Work out how many lines in the entries below include the word "esse", and give only that figure.

App and web page records
= = =

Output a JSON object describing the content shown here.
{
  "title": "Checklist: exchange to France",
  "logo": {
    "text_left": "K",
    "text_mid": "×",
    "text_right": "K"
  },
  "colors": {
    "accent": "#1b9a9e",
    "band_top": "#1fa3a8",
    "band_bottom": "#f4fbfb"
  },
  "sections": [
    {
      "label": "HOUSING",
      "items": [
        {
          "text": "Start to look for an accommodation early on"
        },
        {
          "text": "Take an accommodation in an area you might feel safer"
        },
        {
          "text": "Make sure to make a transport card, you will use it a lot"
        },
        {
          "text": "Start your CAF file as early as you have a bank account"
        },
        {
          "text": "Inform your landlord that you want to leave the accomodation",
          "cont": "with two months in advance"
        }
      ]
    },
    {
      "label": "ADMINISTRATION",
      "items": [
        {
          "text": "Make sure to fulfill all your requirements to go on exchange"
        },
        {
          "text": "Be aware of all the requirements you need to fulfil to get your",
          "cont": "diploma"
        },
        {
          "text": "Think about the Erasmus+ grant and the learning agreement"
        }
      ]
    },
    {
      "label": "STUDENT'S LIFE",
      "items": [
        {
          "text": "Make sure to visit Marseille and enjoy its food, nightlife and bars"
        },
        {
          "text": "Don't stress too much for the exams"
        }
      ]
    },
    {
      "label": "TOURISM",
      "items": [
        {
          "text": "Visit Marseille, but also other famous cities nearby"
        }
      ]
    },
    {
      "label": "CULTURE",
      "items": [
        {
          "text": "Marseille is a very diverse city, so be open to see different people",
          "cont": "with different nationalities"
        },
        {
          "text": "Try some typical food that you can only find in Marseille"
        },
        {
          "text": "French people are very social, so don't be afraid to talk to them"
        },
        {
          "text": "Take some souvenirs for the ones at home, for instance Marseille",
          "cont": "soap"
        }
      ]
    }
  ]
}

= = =

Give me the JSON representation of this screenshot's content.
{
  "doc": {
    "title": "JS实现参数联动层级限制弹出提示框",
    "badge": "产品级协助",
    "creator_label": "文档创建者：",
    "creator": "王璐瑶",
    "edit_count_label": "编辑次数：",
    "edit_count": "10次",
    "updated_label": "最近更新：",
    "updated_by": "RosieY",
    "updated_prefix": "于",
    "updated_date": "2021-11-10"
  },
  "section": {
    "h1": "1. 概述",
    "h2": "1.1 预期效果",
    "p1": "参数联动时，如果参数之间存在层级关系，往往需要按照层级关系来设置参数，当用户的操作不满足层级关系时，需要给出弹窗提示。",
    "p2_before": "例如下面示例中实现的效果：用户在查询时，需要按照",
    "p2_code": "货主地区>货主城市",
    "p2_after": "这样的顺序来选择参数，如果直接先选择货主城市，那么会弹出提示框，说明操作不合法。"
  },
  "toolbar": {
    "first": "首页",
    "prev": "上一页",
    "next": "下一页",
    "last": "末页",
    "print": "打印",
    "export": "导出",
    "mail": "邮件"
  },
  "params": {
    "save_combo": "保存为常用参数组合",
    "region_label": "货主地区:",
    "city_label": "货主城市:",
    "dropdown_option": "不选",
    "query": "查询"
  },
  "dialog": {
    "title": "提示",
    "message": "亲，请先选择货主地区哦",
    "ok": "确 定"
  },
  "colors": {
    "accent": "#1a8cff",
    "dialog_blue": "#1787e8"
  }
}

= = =

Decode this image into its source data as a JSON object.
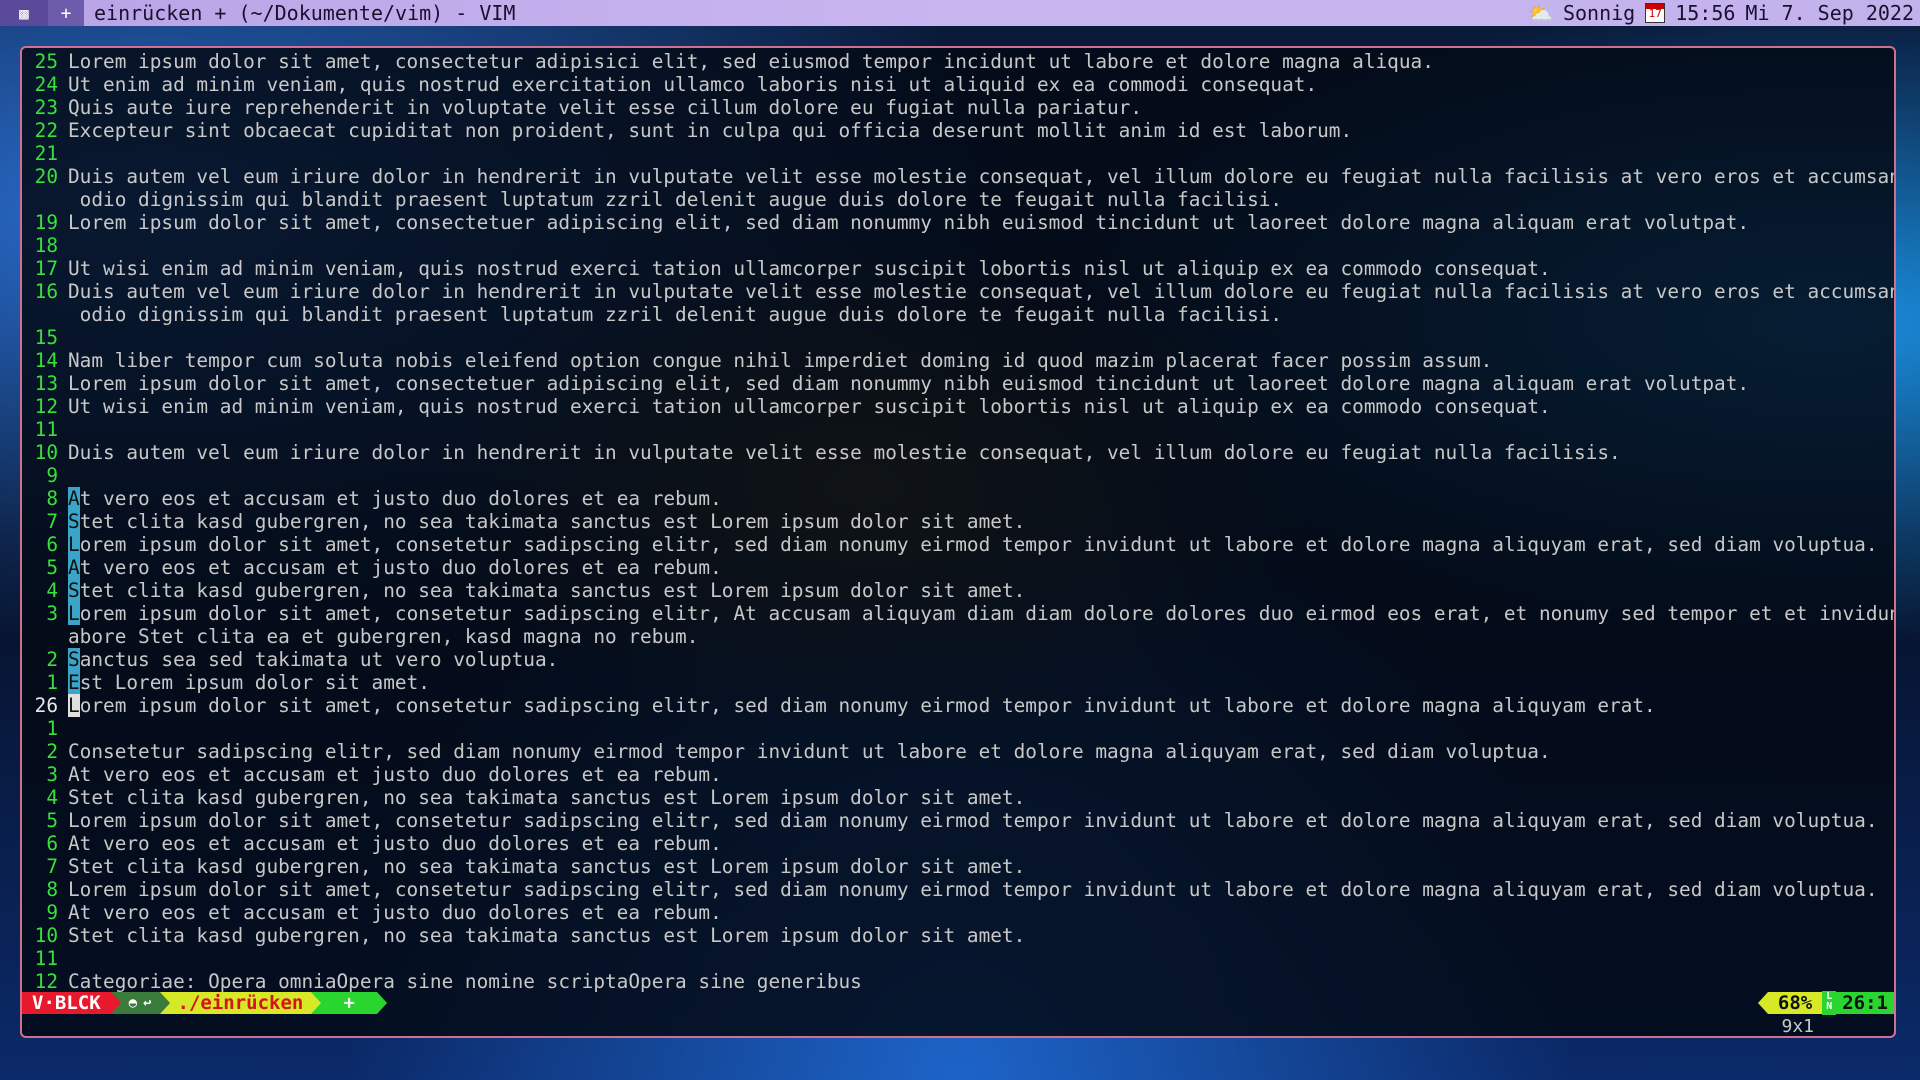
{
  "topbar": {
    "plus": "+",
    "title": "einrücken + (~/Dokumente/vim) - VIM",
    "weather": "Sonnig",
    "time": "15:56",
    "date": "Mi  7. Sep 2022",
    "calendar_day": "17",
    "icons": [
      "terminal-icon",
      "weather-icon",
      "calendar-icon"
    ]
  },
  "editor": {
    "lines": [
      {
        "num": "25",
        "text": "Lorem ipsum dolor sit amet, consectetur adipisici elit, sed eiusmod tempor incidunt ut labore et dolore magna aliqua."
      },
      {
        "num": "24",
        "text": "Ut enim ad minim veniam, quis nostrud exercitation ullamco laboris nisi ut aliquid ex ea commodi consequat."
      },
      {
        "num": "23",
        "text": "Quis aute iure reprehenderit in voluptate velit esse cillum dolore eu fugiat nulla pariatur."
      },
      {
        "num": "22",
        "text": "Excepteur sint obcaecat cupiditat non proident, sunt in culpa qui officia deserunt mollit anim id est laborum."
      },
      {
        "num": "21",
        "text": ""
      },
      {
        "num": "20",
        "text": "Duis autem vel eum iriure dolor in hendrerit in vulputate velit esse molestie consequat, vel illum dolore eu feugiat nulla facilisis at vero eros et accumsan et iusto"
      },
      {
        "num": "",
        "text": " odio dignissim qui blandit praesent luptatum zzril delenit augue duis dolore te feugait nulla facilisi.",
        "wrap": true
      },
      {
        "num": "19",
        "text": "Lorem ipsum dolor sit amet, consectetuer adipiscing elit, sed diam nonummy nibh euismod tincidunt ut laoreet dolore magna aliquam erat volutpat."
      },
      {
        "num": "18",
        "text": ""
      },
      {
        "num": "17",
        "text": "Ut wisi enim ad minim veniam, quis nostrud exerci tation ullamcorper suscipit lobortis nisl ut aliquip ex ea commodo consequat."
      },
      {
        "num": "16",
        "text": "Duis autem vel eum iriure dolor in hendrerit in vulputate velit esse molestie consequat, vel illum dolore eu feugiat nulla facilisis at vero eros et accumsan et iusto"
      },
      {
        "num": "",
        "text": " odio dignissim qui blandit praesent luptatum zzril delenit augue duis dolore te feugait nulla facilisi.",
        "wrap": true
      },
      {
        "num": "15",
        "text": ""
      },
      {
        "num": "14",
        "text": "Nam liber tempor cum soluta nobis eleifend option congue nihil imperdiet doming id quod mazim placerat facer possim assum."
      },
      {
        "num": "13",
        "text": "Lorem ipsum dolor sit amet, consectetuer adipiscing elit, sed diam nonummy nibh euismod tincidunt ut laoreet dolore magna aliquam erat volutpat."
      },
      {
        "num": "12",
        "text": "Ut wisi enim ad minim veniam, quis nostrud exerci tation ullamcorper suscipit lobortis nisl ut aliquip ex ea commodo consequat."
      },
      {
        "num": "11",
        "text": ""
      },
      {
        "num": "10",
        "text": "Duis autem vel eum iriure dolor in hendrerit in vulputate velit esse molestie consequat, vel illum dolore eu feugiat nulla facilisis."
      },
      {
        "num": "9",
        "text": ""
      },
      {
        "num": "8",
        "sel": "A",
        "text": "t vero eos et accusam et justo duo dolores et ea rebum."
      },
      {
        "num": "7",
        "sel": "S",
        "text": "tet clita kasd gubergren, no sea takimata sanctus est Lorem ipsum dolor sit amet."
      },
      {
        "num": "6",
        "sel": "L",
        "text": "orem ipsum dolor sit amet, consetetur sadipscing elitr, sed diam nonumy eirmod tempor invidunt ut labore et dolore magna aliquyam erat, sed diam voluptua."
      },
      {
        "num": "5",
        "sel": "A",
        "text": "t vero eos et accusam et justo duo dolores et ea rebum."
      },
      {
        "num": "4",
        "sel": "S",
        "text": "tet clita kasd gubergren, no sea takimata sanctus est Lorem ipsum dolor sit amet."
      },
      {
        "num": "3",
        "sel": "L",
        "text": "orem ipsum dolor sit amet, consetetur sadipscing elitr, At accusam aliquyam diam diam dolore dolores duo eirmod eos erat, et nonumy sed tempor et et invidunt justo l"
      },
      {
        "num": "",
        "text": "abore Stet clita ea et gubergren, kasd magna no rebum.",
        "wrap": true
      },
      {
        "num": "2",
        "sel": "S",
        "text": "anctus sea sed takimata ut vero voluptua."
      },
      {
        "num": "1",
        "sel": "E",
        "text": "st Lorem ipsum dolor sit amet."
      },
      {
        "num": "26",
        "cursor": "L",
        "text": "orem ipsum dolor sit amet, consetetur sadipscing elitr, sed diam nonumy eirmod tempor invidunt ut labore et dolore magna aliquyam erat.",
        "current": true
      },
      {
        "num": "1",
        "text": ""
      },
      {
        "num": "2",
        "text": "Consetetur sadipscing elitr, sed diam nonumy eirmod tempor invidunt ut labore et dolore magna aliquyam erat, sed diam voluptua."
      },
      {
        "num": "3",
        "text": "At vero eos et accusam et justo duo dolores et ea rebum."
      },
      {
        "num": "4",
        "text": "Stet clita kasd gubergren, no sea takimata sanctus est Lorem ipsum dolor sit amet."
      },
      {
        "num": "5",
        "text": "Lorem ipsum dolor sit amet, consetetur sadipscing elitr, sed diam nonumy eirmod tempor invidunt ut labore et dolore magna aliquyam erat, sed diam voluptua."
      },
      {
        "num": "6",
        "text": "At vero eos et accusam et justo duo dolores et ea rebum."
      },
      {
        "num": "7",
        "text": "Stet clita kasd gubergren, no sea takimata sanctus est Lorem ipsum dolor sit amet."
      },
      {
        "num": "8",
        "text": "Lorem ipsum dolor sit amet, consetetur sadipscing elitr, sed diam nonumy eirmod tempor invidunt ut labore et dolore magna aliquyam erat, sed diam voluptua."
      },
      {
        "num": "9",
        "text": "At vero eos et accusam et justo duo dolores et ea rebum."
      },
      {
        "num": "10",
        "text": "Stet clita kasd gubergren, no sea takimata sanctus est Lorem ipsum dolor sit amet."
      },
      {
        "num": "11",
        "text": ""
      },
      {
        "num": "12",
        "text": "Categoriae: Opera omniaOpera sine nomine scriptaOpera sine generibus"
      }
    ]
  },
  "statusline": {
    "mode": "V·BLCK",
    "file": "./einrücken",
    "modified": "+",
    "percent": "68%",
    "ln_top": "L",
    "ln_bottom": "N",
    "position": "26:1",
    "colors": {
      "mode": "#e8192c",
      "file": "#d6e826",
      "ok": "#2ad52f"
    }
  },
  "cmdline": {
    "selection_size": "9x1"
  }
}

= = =

§ **Solution**: 4